## Your assignment
Produce the full set of records below once more, exactly as they stand.
[Start of Attachment]
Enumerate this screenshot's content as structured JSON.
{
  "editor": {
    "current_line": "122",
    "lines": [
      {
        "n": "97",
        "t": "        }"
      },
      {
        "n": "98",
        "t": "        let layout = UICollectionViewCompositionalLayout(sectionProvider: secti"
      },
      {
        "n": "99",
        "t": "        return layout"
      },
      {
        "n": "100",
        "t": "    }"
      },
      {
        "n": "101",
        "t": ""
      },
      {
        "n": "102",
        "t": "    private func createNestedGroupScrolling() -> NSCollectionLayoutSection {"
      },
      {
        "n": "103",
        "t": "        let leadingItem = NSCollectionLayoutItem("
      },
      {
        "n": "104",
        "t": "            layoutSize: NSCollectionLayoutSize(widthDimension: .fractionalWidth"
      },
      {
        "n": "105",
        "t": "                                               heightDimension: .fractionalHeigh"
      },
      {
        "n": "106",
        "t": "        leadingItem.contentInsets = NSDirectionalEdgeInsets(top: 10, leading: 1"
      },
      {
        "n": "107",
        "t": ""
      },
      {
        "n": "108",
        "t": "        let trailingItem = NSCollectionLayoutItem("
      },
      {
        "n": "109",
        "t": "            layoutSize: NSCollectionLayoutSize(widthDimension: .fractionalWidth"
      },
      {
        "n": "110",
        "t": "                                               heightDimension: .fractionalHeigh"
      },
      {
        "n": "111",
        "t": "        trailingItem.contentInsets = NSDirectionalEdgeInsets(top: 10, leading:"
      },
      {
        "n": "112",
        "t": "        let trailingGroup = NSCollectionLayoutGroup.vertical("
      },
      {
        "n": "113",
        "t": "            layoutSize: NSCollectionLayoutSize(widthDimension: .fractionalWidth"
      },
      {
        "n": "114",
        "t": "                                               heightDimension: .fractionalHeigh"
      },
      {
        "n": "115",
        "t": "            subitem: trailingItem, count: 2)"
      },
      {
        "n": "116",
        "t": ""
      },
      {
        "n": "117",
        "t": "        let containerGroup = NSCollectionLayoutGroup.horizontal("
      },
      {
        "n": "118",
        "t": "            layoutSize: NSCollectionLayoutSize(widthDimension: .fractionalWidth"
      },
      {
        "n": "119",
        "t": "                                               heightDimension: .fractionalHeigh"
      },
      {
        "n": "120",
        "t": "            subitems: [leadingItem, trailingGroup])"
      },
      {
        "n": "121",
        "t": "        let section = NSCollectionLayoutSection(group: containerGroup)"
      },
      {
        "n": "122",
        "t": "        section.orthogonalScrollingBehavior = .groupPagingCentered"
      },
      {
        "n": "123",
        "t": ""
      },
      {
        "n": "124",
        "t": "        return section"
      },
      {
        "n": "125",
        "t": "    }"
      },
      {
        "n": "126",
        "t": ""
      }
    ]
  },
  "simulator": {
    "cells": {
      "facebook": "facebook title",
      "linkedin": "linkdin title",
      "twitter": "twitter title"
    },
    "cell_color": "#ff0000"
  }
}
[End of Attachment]
## Response area
Enumerate this screenshot's content as structured JSON.
{
  "editor": {
    "current_line": "122",
    "lines": [
      {
        "n": "97",
        "t": "        }"
      },
      {
        "n": "98",
        "t": "        let layout = UICollectionViewCompositionalLayout(sectionProvider: secti"
      },
      {
        "n": "99",
        "t": "        return layout"
      },
      {
        "n": "100",
        "t": "    }"
      },
      {
        "n": "101",
        "t": ""
      },
      {
        "n": "102",
        "t": "    private func createNestedGroupScrolling() -> NSCollectionLayoutSection {"
      },
      {
        "n": "103",
        "t": "        let leadingItem = NSCollectionLayoutItem("
      },
      {
        "n": "104",
        "t": "            layoutSize: NSCollectionLayoutSize(widthDimension: .fractionalWidth"
      },
      {
        "n": "105",
        "t": "                                               heightDimension: .fractionalHeigh"
      },
      {
        "n": "106",
        "t": "        leadingItem.contentInsets = NSDirectionalEdgeInsets(top: 10, leading: 1"
      },
      {
        "n": "107",
        "t": ""
      },
      {
        "n": "108",
        "t": "        let trailingItem = NSCollectionLayoutItem("
      },
      {
        "n": "109",
        "t": "            layoutSize: NSCollectionLayoutSize(widthDimension: .fractionalWidth"
      },
      {
        "n": "110",
        "t": "                                               heightDimension: .fractionalHeigh"
      },
      {
        "n": "111",
        "t": "        trailingItem.contentInsets = NSDirectionalEdgeInsets(top: 10, leading:"
      },
      {
        "n": "112",
        "t": "        let trailingGroup = NSCollectionLayoutGroup.vertical("
      },
      {
        "n": "113",
        "t": "            layoutSize: NSCollectionLayoutSize(widthDimension: .fractionalWidth"
      },
      {
        "n": "114",
        "t": "                                               heightDimension: .fractionalHeigh"
      },
      {
        "n": "115",
        "t": "            subitem: trailingItem, count: 2)"
      },
      {
        "n": "116",
        "t": ""
      },
      {
        "n": "117",
        "t": "        let containerGroup = NSCollectionLayoutGroup.horizontal("
      },
      {
        "n": "118",
        "t": "            layoutSize: NSCollectionLayoutSize(widthDimension: .fractionalWidth"
      },
      {
        "n": "119",
        "t": "                                               heightDimension: .fractionalHeigh"
      },
      {
        "n": "120",
        "t": "            subitems: [leadingItem, trailingGroup])"
      },
      {
        "n": "121",
        "t": "        let section = NSCollectionLayoutSection(group: containerGroup)"
      },
      {
        "n": "122",
        "t": "        section.orthogonalScrollingBehavior = .groupPagingCentered"
      },
      {
        "n": "123",
        "t": ""
      },
      {
        "n": "124",
        "t": "        return section"
      },
      {
        "n": "125",
        "t": "    }"
      },
      {
        "n": "126",
        "t": ""
      }
    ]
  },
  "simulator": {
    "cells": {
      "facebook": "facebook title",
      "linkedin": "linkdin title",
      "twitter": "twitter title"
    },
    "cell_color": "#ff0000"
  }
}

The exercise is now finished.